#### Problem requirements:
Please say how many lines in the records contain the word "votes", giving only the number.
────
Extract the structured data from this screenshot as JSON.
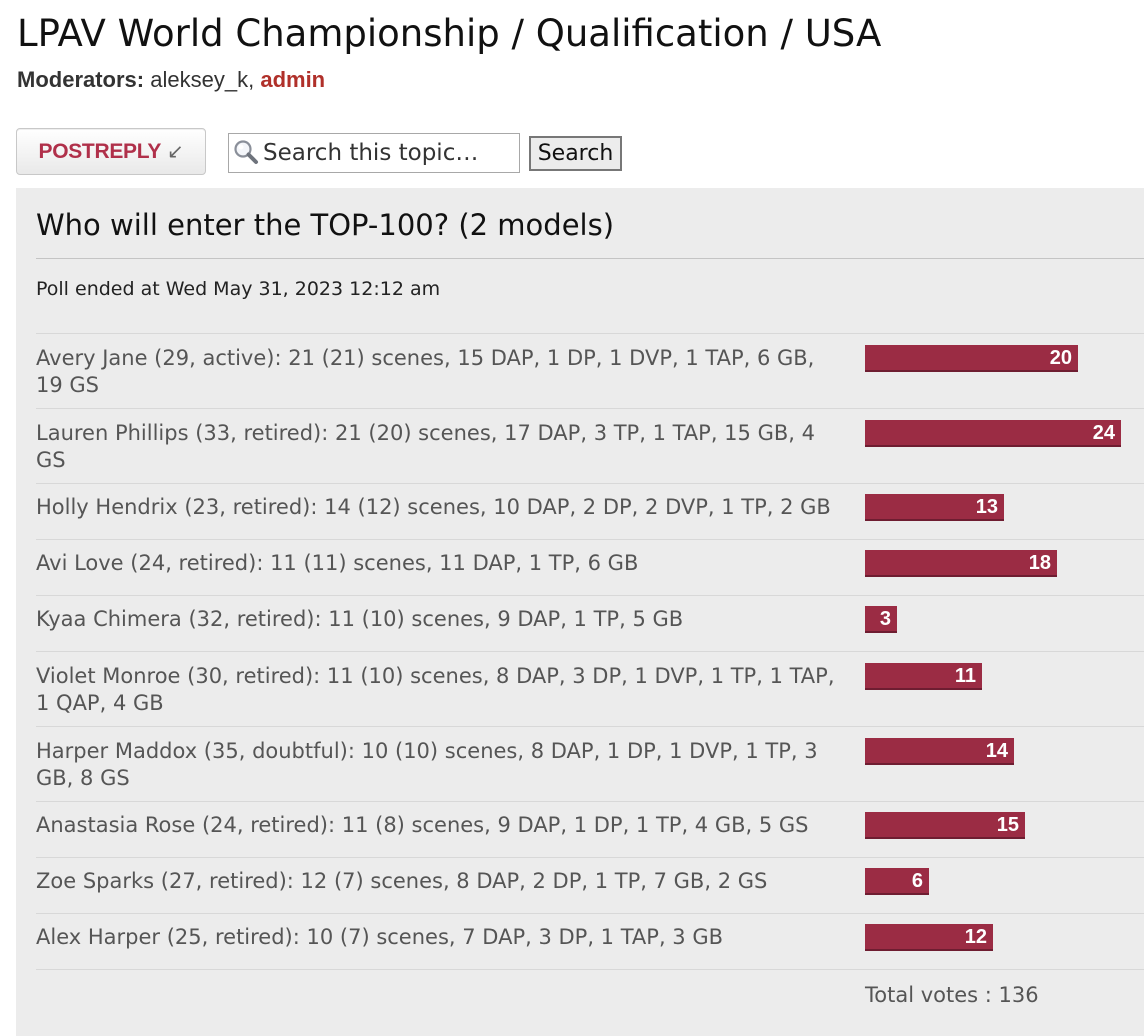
{
  "topic": {
    "title": "LPAV World Championship / Qualification / USA",
    "moderators_label": "Moderators:",
    "moderator_1": "aleksey_k,",
    "moderator_2": "admin"
  },
  "toolbar": {
    "post_reply_label": "POSTREPLY",
    "post_reply_icon": "reply-arrow-icon",
    "search_placeholder": "Search this topic…",
    "search_button_label": "Search"
  },
  "poll": {
    "question": "Who will enter the TOP-100? (2 models)",
    "ended": "Poll ended at Wed May 31, 2023 12:12 am",
    "bar_color": "#9b2c44",
    "total_votes_label": "Total votes : 136",
    "options": [
      {
        "text": "Avery Jane (29, active): 21 (21) scenes, 15 DAP, 1 DP, 1 DVP, 1 TAP, 6 GB, 19 GS",
        "votes": 20
      },
      {
        "text": "Lauren Phillips (33, retired): 21 (20) scenes, 17 DAP, 3 TP, 1 TAP, 15 GB, 4 GS",
        "votes": 24
      },
      {
        "text": "Holly Hendrix (23, retired): 14 (12) scenes, 10 DAP, 2 DP, 2 DVP, 1 TP, 2 GB",
        "votes": 13
      },
      {
        "text": "Avi Love (24, retired): 11 (11) scenes, 11 DAP, 1 TP, 6 GB",
        "votes": 18
      },
      {
        "text": "Kyaa Chimera (32, retired): 11 (10) scenes, 9 DAP, 1 TP, 5 GB",
        "votes": 3
      },
      {
        "text": "Violet Monroe (30, retired): 11 (10) scenes, 8 DAP, 3 DP, 1 DVP, 1 TP, 1 TAP, 1 QAP, 4 GB",
        "votes": 11
      },
      {
        "text": "Harper Maddox (35, doubtful): 10 (10) scenes, 8 DAP, 1 DP, 1 DVP, 1 TP, 3 GB, 8 GS",
        "votes": 14
      },
      {
        "text": "Anastasia Rose (24, retired): 11 (8) scenes, 9 DAP, 1 DP, 1 TP, 4 GB, 5 GS",
        "votes": 15
      },
      {
        "text": "Zoe Sparks (27, retired): 12 (7) scenes, 8 DAP, 2 DP, 1 TP, 7 GB, 2 GS",
        "votes": 6
      },
      {
        "text": "Alex Harper (25, retired): 10 (7) scenes, 7 DAP, 3 DP, 1 TAP, 3 GB",
        "votes": 12
      }
    ]
  }
}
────
#### Response area:
11